The types and combinations of popular wedding flowers come and go, but one trend with staying power is the bridal bouquet. We asked local wedding florists for the inside scoop on today’s trends, inexpensive alternatives, timeless wedding flowers and the latest ways couples are letting nature beautify their nuptials.
Latest and Greatest
The pretty peony still reigns among many Lowcountry brides, along with hydrangeas and white panda anemones, said Angela Mandigo of Gardenias Event Floral: “Other added textures of gray brunia berries, Lysimachia and astilbe are also favorites; they give a more distinct shape and flow to bridal bouquets.”
Kelly Corn of Flowers By Sue is seeing more “edgy” flowers like protea, scabiosa pods and different kinds of orchids, like anthurium. “It looks a little bit like a peace lily; it has a tropical vibe,” Corn said. “We’re seeing brides wanting more unique things than your classic flowers.”
Many brides are also opting for more greenery, including a variety of eucalyptus and dark greenery “with a tropical twist of palm fronds, monstera leaves and succulents,” Mandigo said. And for that Lowcountry look, couples often add pampas plumes to bouquets and centerpieces.

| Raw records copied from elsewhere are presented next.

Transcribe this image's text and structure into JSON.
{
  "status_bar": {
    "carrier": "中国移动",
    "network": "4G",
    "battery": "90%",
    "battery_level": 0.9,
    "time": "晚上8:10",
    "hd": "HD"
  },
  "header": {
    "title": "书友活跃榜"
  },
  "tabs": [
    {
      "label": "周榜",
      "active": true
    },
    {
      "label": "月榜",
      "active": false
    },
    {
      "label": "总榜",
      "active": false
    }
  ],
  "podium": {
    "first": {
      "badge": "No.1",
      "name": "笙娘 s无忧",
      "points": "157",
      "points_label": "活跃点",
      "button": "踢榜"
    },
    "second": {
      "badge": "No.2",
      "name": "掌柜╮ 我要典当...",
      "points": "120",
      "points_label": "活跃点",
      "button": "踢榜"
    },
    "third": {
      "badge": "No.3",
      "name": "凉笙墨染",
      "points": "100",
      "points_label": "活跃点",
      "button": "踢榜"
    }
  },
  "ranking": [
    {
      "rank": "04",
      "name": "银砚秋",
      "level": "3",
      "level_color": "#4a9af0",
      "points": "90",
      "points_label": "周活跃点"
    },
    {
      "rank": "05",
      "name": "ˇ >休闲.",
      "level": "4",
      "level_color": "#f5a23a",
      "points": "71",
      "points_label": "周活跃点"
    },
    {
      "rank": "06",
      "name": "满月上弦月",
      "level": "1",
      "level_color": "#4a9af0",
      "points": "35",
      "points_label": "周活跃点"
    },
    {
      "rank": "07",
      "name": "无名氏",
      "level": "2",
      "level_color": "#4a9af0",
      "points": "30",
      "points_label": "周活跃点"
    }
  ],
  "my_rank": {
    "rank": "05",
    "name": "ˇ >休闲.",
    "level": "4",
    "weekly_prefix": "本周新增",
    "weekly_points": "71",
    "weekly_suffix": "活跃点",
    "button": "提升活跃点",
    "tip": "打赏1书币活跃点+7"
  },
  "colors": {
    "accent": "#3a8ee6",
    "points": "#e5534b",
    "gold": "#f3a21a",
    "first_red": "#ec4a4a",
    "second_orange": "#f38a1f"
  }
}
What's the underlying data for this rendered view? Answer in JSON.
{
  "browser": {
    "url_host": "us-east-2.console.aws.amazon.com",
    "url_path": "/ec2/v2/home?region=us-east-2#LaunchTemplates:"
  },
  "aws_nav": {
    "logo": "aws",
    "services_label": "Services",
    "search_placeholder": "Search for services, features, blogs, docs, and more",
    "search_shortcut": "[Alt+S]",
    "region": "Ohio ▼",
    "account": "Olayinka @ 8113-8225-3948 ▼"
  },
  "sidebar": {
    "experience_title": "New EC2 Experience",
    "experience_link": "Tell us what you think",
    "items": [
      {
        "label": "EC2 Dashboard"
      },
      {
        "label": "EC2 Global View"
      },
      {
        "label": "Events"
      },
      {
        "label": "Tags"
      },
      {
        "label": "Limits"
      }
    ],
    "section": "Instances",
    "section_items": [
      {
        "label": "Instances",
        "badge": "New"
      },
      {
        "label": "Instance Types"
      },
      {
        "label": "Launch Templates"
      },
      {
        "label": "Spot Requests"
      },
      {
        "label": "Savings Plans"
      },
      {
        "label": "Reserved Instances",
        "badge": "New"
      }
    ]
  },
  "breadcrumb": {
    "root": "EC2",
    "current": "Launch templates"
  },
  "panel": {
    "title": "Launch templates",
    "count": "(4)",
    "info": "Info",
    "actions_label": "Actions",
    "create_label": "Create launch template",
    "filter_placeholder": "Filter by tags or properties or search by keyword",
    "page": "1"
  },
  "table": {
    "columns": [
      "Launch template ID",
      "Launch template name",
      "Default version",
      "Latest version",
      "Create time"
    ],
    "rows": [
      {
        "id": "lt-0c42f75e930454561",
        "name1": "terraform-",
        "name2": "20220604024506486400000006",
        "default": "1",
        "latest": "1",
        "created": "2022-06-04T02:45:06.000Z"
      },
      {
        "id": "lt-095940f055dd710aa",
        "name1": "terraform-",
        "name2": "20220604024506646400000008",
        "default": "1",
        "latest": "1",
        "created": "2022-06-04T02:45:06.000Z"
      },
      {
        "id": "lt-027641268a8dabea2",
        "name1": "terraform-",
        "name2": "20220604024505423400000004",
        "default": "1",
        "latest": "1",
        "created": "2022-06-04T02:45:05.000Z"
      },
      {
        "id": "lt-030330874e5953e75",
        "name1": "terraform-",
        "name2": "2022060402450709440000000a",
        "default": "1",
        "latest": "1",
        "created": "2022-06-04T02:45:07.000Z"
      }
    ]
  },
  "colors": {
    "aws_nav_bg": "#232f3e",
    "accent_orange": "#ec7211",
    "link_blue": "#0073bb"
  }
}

Tried-and-true blooms include White Mondial roses, majolica spray roses, baby’s breath and disbuds — an alternative to beautiful-but-pricey dahlias, Mandigo says.
Corn says she’s starting to see a once-ubiquitous bouquet element make a reappearance. “This year, two brides are asking for massive baby’s breath balls,” says Corn, who remembers a surge in baby’s breath orders several years ago after a “Sex and the City” character used it in her wedding.
Another bloom that has staying power in popularity, but not so much in bouquets, is the hydrangea. “A lot of brides really like hydrangea here in the South. It works great in centerpieces, but unless you’re going to keep putting your bouquet back in water, in the hot months it definitely will shrivel up within a couple hours,” Corn says. “It’s very popular in the South, but not a great bouquet flower.”
Peonies are the No. 1 wedding flower year-round. The problem is their season is limited to June. Corn said that greenhouses set up in Alaska are now producing peonies throughout the year, though they are not as big, full and fluffy as what brides see in magazines.
But if you want big peony-like blooms, take heart.
“Since peonies grew in popularity over the past 10 years, they’ve now created some beautiful breeds of garden roses that open up bigger and fuller, with more and more scale of colors,” Corn said. “They’re definitely different than a standard rose.”
Another beautiful peony stand-in is a creamy white football mum, Mandigo said, which is also a more cost-effective alternative.
Bouquets are shrinking compared to their super sizes last year, the florists say.
“Brides are commenting that their friends had these huge bouquets, and one could not see the bride and her dress,” Mandigo said. “They’re opting for the smaller, elegant garden look, still with loose greenery but more tucked and collared with the floral of choice.” Flowers are showing up in other places too, including greenery accents and candles used as aisle markers — and which can then be repurposed as decorative elements at the reception — draped greenery accents with fairy lighting, and more fresh flowers gracing cakes.
One more interesting and elegant change Mandigo has noticed: “Pin-on and wrist corsages for the mothers are changing to a single stem of floral and greenery with a simple ribbon.”